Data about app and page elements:
________
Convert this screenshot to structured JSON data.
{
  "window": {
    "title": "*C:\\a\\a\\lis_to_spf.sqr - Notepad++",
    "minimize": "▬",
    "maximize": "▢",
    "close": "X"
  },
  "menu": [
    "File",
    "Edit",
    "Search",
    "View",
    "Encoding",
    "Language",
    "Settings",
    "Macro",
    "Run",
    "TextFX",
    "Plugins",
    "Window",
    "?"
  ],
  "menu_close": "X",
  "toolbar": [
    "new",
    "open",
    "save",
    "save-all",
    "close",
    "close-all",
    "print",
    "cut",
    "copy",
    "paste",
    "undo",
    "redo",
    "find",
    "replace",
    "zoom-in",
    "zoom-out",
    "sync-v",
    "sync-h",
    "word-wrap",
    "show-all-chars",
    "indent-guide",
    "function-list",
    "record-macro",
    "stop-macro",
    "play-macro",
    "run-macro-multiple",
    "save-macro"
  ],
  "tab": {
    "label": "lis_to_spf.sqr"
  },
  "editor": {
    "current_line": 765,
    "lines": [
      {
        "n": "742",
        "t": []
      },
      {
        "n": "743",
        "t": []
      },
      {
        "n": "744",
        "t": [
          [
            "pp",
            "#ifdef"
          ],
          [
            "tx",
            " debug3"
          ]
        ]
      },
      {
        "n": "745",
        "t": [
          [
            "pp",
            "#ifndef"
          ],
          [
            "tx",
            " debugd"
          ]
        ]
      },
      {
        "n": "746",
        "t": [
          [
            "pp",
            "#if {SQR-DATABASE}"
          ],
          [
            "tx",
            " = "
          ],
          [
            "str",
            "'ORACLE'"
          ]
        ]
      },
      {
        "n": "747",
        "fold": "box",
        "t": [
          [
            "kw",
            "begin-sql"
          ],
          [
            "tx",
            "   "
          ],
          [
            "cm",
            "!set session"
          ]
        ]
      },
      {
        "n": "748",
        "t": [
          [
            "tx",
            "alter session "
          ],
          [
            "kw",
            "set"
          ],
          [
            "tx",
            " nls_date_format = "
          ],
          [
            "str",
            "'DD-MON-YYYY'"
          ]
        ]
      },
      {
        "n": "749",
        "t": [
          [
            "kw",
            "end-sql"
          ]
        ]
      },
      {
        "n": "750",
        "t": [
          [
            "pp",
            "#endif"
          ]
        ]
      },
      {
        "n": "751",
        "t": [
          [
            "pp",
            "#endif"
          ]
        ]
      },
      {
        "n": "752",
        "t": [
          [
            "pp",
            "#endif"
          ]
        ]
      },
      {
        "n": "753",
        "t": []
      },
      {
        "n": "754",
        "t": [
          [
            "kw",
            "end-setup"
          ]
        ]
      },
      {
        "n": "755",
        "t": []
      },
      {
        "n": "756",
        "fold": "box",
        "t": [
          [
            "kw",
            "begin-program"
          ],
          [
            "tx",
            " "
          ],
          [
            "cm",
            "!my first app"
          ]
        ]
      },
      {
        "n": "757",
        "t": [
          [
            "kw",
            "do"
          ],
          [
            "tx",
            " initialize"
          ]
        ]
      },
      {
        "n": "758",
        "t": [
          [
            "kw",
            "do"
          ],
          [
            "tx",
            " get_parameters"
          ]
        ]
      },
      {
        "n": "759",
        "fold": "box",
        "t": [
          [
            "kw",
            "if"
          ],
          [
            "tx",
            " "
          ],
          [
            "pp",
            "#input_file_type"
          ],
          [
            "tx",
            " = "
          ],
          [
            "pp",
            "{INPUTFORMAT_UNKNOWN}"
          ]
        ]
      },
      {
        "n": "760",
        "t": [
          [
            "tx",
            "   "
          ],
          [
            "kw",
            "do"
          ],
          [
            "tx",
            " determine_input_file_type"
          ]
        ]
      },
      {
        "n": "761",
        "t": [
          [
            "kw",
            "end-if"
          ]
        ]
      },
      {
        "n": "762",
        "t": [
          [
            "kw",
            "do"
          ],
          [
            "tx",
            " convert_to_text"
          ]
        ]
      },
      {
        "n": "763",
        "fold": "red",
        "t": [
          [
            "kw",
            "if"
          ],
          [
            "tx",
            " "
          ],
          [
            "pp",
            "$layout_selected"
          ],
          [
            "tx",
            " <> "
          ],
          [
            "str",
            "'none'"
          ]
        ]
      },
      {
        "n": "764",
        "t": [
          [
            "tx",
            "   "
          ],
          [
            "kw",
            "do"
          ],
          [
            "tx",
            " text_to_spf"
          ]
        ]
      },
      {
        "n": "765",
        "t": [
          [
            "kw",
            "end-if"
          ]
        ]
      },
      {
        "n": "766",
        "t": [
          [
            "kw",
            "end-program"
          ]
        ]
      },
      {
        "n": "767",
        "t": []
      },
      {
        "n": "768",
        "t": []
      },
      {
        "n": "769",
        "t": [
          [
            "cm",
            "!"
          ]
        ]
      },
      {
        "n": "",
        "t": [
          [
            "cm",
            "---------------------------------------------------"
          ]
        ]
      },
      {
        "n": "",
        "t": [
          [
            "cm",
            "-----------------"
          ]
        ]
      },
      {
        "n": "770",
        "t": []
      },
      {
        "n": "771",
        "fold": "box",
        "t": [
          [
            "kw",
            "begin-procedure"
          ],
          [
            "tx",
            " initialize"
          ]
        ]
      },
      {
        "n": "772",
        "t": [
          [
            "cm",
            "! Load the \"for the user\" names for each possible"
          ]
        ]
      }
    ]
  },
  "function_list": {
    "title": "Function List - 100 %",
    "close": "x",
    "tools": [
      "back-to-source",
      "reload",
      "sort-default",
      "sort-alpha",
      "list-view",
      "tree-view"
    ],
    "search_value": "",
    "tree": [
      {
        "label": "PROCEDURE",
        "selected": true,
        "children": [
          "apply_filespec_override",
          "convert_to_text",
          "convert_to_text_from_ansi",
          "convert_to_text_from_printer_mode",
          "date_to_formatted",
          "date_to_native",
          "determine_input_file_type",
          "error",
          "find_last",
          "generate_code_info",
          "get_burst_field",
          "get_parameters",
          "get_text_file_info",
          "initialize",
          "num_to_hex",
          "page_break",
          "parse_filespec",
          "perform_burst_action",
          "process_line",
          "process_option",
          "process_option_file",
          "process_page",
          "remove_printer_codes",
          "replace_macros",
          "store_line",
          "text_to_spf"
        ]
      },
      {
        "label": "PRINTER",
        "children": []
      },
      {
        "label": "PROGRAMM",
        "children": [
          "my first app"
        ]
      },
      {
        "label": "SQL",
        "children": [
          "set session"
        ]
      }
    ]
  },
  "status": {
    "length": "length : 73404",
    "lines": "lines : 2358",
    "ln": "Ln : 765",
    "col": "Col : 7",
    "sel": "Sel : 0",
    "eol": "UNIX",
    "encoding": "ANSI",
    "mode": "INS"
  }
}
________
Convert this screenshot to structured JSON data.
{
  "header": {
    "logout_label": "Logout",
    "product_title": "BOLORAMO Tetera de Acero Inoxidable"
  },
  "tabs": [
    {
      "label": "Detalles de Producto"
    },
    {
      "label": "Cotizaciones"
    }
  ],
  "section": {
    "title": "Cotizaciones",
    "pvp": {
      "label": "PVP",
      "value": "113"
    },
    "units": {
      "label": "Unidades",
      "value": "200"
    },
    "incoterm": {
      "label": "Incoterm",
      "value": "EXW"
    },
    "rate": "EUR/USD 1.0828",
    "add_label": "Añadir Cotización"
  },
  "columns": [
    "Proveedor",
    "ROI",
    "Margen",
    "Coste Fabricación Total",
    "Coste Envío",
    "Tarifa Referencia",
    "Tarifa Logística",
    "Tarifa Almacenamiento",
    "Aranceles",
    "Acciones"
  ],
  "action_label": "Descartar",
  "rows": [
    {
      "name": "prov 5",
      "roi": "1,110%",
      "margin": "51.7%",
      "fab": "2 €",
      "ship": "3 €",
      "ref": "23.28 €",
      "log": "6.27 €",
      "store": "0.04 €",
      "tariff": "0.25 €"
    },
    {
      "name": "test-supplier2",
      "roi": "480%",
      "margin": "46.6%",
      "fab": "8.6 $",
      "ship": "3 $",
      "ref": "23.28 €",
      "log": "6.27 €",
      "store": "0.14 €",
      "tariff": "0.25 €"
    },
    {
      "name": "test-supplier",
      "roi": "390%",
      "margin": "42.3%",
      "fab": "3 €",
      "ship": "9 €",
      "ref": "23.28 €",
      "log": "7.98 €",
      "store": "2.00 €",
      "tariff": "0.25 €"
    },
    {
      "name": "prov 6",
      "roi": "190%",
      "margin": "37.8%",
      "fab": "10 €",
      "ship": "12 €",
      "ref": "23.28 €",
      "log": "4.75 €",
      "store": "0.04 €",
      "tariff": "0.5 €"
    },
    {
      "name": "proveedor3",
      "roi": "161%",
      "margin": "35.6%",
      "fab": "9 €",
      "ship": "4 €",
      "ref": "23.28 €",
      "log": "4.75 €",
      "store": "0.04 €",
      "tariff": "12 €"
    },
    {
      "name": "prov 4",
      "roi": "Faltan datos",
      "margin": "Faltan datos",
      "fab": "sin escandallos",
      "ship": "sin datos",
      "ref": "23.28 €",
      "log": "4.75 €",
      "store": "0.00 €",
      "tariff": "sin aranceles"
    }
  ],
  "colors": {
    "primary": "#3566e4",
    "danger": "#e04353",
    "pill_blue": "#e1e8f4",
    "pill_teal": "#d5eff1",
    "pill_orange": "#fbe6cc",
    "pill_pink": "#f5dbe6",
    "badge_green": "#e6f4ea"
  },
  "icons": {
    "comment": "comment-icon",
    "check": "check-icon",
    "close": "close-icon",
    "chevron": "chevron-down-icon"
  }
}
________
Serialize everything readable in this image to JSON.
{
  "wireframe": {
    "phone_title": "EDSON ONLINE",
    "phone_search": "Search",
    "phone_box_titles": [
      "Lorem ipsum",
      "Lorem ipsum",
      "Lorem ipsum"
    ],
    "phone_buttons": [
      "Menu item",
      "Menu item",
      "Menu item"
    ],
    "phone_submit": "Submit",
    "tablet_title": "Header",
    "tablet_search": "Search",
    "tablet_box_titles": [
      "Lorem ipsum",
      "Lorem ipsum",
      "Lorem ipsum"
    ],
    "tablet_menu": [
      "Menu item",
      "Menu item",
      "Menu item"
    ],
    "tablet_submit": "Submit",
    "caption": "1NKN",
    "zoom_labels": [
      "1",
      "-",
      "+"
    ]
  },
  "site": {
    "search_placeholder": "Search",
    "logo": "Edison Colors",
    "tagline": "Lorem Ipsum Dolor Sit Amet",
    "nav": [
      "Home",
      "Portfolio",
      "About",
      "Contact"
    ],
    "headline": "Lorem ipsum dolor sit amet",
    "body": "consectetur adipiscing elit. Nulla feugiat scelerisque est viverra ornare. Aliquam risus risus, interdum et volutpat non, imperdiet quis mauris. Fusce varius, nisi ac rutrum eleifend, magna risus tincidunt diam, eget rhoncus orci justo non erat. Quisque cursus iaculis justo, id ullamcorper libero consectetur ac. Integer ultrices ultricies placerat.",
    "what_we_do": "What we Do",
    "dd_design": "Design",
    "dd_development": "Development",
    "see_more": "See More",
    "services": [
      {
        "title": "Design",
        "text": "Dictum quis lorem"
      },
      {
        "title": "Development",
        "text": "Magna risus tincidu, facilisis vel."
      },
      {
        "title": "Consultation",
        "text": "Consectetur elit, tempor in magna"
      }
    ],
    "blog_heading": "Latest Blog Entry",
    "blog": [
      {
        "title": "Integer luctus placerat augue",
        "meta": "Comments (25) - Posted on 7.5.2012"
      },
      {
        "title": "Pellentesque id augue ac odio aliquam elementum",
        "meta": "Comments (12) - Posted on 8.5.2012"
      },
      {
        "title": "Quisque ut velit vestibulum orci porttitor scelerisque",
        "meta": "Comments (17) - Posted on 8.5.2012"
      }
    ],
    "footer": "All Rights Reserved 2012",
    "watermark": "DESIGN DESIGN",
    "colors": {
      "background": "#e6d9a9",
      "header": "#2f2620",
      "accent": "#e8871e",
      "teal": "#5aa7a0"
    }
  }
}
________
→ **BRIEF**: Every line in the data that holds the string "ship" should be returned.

→ **SOLUTION BELOW**:
      "ship": "3 €",
      "ship": "3 $",
      "ship": "9 €",
      "ship": "12 €",
      "ship": "4 €",
      "ship": "sin datos",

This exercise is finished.